Who hasn’t dreamed the American Dream? At one time or another, we all have, whether we were born here or not. It is what our country stands for, and our flag is a symbol of that dream. This Sunday, Flag Day, is a chance to show our patriotism. The American flag stands for freedom, civil rights, equality, and so much more. So as you celebrate a well-deserved weekend, don’t forget to celebrate old glory too.
Col. James A Moss (yes, related) wrote the book on the care of our flag. There is a proper protocol for this symbol that we pledge allegiance to. Did you ever have to fold an American flag at school? It is a process of reverence.

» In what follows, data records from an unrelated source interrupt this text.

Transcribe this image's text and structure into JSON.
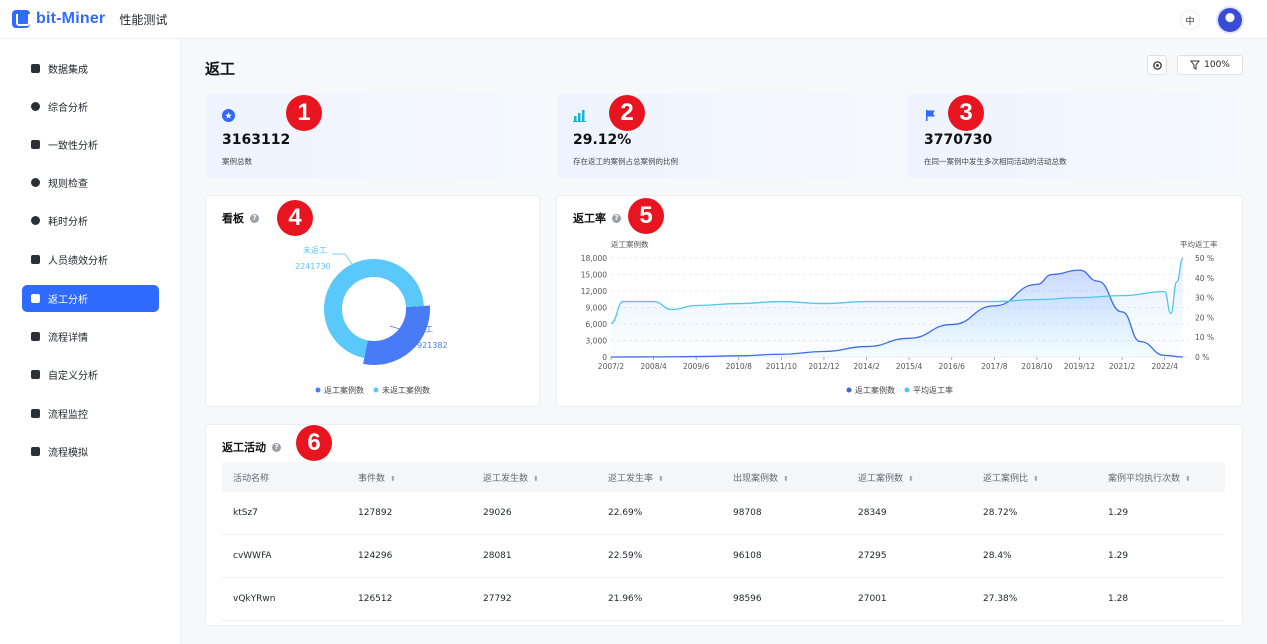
{
  "header": {
    "brand": "bit-Miner",
    "subtitle": "性能测试",
    "lang": "中"
  },
  "sidebar": {
    "items": [
      {
        "label": "数据集成",
        "icon": "layers-icon"
      },
      {
        "label": "综合分析",
        "icon": "pie-chart-icon"
      },
      {
        "label": "一致性分析",
        "icon": "columns-icon"
      },
      {
        "label": "规则检查",
        "icon": "trend-circle-icon"
      },
      {
        "label": "耗时分析",
        "icon": "clock-icon"
      },
      {
        "label": "人员绩效分析",
        "icon": "user-icon"
      },
      {
        "label": "返工分析",
        "icon": "rework-icon",
        "active": true
      },
      {
        "label": "流程详情",
        "icon": "flow-detail-icon"
      },
      {
        "label": "自定义分析",
        "icon": "bar-chart-icon"
      },
      {
        "label": "流程监控",
        "icon": "monitor-icon"
      },
      {
        "label": "流程模拟",
        "icon": "simulate-icon"
      }
    ]
  },
  "page": {
    "title": "返工",
    "filter_label": "100%"
  },
  "stats": [
    {
      "value": "3163112",
      "desc": "案例总数",
      "badge": "1",
      "icon": "star-circle-icon"
    },
    {
      "value": "29.12%",
      "desc": "存在返工的案例占总案例的比例",
      "badge": "2",
      "icon": "bar-signal-icon"
    },
    {
      "value": "3770730",
      "desc": "在同一案例中发生多次相同活动的活动总数",
      "badge": "3",
      "icon": "flag-icon"
    }
  ],
  "board": {
    "title": "看板",
    "badge": "4",
    "chart_data": {
      "type": "pie",
      "slices": [
        {
          "label": "未返工",
          "value": 2241730,
          "color": "#5ac8fa"
        },
        {
          "label": "返工",
          "value": 921382,
          "color": "#4a7bf7"
        }
      ],
      "legend": [
        "返工案例数",
        "未返工案例数"
      ],
      "legend_placement": "bottom"
    }
  },
  "rework_rate": {
    "title": "返工率",
    "badge": "5",
    "chart_data": {
      "type": "line",
      "y_left_label": "返工案例数",
      "y_right_label": "平均返工率",
      "ylim_left": [
        0,
        18000
      ],
      "ylim_right": [
        0,
        50
      ],
      "y_left_ticks": [
        "0",
        "3,000",
        "6,000",
        "9,000",
        "12,000",
        "15,000",
        "18,000"
      ],
      "y_right_ticks": [
        "0 %",
        "10 %",
        "20 %",
        "30 %",
        "40 %",
        "50 %"
      ],
      "x_ticks": [
        "2007/2",
        "2008/4",
        "2009/6",
        "2010/8",
        "2011/10",
        "2012/12",
        "2014/2",
        "2015/4",
        "2016/6",
        "2017/8",
        "2018/10",
        "2019/12",
        "2021/2",
        "2022/4"
      ],
      "legend": [
        "返工案例数",
        "平均返工率"
      ],
      "legend_placement": "bottom",
      "grid": true,
      "series": [
        {
          "name": "返工案例数",
          "axis": "left",
          "color": "#3d6be8",
          "x": [
            "2007/2",
            "2008/4",
            "2009/6",
            "2010/8",
            "2011/10",
            "2012/12",
            "2014/2",
            "2015/4",
            "2016/6",
            "2017/8",
            "2018/10",
            "2019/3",
            "2019/12",
            "2020/6",
            "2021/2",
            "2021/8",
            "2022/4",
            "2022/10"
          ],
          "values": [
            0,
            20,
            80,
            220,
            500,
            1000,
            1900,
            3400,
            5900,
            9300,
            13200,
            15000,
            15800,
            13800,
            8200,
            2800,
            300,
            0
          ]
        },
        {
          "name": "平均返工率",
          "axis": "right",
          "color": "#4cc7f0",
          "x": [
            "2007/2",
            "2007/6",
            "2008/4",
            "2008/10",
            "2009/6",
            "2010/8",
            "2011/10",
            "2012/12",
            "2014/2",
            "2015/4",
            "2016/6",
            "2017/8",
            "2018/10",
            "2019/12",
            "2021/2",
            "2022/4",
            "2022/6",
            "2022/8",
            "2022/10"
          ],
          "values": [
            17,
            28,
            28,
            24,
            26,
            27,
            28,
            27,
            28,
            28,
            28,
            28,
            29,
            30,
            31,
            33,
            22,
            38,
            50
          ]
        }
      ]
    }
  },
  "rework_activities": {
    "title": "返工活动",
    "badge": "6",
    "columns": [
      "活动名称",
      "事件数",
      "返工发生数",
      "返工发生率",
      "出现案例数",
      "返工案例数",
      "返工案例比",
      "案例平均执行次数"
    ],
    "rows": [
      [
        "ktSz7",
        "127892",
        "29026",
        "22.69%",
        "98708",
        "28349",
        "28.72%",
        "1.29"
      ],
      [
        "cvWWFA",
        "124296",
        "28081",
        "22.59%",
        "96108",
        "27295",
        "28.4%",
        "1.29"
      ],
      [
        "vQkYRwn",
        "126512",
        "27792",
        "21.96%",
        "98596",
        "27001",
        "27.38%",
        "1.28"
      ]
    ]
  }
}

In 1998, the original star spangled banner was taken down as part of a preservation project, with the help of a major benefactor, Ralph Lauren, whose fashions carry the flags bold spirit. When the National Museum of American History re-opened after their renovation in 2008, the main atrium featured an abstract version of the American flag, “The Flag that Inspired the National Anthem,” and a special gallery to hold the original. The Smithsonian is the only National Museum of American History in the country and the largest history museum of its kind. The original star spangled banner is one of their most prized possessions; thirty by thirty-four feet, made up of wool and cotton.
Above left: The original American flag Right: On display at the Smithsonian
Above right: Betsy Ross presents the American flag to George Washington
In 1907 Eben Appleton lent the Star-Spangled Banner to the Smithsonian, and five years later he converted the loan into a gift. When the flag arrived, it was hung on the exterior wall of the Smithsonian Institution Building (above left.)
"It has always been my intention to present the flag during my lifetime to that Institution in the Country where it could be conveniently seen by the public, . . . and the advantages and appropriateness of the National Museum are so obvious, as to render consideration of any other place unnecessary." --Eben Appleton
Happy Flag Day!